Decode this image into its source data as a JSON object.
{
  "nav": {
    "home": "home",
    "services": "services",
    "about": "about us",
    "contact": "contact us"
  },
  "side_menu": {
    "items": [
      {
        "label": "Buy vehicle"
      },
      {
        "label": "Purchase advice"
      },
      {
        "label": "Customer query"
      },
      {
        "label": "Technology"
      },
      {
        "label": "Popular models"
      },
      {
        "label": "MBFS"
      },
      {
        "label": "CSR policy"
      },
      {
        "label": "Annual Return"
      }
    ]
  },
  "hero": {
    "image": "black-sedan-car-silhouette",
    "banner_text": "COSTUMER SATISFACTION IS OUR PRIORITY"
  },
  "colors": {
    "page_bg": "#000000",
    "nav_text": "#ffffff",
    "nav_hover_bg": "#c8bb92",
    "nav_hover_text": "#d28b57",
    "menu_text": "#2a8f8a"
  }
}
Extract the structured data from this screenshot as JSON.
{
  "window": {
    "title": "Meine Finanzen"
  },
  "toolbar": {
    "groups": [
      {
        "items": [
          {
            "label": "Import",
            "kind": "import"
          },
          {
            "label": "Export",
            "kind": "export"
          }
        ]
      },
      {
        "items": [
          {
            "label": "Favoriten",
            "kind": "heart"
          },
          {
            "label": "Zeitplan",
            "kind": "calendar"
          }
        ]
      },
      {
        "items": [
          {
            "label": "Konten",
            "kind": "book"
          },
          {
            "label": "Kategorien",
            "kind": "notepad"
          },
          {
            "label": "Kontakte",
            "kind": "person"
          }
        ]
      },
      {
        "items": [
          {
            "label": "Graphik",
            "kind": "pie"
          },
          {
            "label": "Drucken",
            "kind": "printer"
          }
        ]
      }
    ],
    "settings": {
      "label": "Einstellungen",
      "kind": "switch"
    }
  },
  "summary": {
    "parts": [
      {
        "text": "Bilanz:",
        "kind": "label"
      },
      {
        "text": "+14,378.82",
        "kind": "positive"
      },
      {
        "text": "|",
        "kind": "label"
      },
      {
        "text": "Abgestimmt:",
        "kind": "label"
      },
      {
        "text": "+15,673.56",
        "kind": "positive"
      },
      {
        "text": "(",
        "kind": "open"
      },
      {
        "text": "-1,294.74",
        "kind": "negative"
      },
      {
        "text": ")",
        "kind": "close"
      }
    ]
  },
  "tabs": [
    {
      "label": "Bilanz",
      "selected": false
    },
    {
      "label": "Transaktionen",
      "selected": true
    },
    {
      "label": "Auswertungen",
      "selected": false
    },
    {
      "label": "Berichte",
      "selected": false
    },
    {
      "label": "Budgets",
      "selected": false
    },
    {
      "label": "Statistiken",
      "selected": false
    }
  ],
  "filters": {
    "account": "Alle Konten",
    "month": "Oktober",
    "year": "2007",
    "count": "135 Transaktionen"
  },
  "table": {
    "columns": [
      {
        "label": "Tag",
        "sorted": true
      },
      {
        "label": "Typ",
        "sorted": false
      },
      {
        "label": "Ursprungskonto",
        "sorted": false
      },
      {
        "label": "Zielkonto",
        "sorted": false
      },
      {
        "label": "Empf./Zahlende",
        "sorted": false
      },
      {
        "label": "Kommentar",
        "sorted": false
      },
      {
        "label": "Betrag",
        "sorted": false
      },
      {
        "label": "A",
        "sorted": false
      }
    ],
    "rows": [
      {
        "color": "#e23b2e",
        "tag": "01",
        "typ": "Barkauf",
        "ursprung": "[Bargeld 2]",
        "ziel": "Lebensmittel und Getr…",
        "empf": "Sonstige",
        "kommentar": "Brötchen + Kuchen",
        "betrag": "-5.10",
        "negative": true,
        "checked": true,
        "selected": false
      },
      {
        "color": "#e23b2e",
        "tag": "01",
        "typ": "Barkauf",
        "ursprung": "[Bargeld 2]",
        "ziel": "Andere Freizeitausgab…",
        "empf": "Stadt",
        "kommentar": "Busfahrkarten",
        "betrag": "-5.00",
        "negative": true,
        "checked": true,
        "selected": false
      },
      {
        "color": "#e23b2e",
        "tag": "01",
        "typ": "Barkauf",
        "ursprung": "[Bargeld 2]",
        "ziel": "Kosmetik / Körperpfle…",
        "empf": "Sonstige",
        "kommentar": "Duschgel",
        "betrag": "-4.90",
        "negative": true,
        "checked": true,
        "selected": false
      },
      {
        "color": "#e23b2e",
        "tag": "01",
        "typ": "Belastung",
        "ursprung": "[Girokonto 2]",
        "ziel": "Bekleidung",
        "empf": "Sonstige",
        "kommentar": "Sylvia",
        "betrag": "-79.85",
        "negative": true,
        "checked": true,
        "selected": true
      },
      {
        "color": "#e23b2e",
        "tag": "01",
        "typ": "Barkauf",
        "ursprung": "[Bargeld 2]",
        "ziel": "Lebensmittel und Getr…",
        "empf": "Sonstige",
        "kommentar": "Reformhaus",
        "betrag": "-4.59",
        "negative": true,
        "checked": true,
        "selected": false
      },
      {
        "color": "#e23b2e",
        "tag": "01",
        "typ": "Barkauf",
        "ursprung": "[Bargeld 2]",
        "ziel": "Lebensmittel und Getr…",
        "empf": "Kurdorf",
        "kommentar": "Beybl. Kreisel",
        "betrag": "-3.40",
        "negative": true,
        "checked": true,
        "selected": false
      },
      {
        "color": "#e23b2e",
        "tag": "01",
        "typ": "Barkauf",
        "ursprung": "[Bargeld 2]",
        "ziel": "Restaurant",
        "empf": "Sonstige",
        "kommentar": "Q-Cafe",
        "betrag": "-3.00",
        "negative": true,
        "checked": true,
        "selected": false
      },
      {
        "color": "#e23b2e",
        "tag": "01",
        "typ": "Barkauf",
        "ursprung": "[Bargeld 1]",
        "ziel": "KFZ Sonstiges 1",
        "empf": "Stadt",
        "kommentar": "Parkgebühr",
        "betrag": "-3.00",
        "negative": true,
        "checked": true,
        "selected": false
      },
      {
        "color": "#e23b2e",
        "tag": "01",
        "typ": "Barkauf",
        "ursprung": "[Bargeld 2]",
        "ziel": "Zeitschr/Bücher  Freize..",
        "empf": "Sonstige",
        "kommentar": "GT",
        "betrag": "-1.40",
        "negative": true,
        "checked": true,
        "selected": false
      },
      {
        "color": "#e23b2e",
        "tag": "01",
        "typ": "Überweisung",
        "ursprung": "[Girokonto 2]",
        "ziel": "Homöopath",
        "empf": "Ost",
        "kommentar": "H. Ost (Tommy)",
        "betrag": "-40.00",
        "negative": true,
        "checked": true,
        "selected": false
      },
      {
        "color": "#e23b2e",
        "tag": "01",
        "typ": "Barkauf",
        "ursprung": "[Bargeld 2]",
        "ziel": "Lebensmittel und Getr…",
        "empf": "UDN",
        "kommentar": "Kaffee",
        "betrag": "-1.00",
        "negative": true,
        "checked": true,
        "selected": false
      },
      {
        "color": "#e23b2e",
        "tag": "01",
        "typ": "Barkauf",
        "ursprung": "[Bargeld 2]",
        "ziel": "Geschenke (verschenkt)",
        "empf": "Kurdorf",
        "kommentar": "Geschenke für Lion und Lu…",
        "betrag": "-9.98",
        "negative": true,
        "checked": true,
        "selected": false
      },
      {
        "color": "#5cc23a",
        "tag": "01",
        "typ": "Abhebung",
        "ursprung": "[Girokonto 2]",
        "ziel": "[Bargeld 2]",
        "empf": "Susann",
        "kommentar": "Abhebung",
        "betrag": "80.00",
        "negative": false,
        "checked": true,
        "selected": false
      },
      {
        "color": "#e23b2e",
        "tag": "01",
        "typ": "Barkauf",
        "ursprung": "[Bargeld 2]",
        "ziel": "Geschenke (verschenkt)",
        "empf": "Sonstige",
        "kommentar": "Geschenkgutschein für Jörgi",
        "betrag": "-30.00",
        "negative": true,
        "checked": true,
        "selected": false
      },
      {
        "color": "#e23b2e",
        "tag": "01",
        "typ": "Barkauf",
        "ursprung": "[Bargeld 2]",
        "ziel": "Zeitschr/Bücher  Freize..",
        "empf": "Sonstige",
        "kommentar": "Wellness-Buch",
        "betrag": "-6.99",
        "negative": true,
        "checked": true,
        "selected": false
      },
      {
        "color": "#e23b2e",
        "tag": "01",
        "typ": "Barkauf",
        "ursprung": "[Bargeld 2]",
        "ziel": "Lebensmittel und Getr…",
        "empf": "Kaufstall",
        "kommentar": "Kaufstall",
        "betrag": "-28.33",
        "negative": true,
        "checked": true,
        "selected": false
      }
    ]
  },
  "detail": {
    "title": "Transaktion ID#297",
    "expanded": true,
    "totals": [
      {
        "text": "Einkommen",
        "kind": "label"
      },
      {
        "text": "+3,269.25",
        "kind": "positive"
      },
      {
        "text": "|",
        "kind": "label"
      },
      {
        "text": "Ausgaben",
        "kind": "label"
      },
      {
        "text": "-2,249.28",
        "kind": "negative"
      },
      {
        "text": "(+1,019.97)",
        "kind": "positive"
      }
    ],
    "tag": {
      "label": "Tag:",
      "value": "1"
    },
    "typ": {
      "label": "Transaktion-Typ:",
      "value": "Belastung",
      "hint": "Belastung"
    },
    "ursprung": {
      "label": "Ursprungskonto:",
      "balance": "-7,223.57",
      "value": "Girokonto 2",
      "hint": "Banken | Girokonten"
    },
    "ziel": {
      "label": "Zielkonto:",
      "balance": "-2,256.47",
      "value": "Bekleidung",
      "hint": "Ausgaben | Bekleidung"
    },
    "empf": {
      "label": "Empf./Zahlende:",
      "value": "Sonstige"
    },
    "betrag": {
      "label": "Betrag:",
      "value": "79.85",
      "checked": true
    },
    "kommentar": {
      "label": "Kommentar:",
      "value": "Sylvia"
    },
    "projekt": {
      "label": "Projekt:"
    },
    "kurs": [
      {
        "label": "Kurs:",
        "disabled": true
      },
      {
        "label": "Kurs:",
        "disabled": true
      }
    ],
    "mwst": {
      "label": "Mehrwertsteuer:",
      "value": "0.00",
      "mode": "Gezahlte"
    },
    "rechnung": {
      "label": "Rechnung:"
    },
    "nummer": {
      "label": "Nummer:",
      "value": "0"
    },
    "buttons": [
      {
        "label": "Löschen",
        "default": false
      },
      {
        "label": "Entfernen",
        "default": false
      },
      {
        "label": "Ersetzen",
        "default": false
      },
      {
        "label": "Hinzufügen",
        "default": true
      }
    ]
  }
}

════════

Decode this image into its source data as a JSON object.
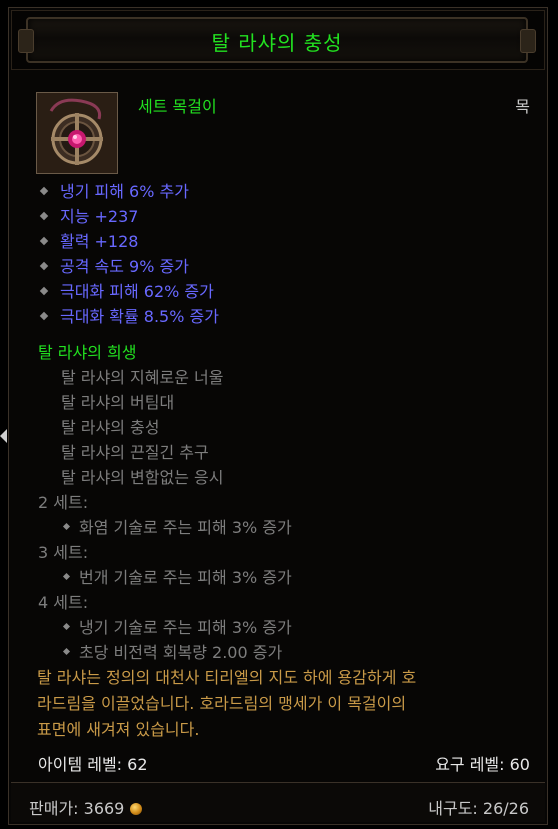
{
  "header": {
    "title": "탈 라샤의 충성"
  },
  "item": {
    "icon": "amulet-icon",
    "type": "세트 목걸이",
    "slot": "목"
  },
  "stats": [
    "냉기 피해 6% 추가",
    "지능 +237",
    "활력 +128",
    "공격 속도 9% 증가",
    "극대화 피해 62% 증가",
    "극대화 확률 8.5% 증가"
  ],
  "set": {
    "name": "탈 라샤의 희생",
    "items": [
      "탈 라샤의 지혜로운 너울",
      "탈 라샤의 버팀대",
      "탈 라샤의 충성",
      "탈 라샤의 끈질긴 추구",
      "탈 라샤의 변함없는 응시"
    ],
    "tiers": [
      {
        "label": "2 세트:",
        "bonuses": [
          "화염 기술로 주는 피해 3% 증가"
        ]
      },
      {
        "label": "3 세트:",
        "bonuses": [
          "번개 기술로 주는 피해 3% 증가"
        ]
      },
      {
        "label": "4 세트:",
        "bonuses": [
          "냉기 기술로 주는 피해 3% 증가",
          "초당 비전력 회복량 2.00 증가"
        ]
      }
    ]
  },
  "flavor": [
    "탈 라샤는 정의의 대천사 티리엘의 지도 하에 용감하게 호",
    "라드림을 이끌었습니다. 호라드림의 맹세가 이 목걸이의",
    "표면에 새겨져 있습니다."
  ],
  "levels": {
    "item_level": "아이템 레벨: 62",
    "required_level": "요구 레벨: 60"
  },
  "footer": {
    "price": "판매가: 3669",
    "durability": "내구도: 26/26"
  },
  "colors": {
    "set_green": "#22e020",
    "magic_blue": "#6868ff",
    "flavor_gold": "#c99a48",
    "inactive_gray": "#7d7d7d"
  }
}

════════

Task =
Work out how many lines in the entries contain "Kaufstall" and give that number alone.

Result of this exercise =
2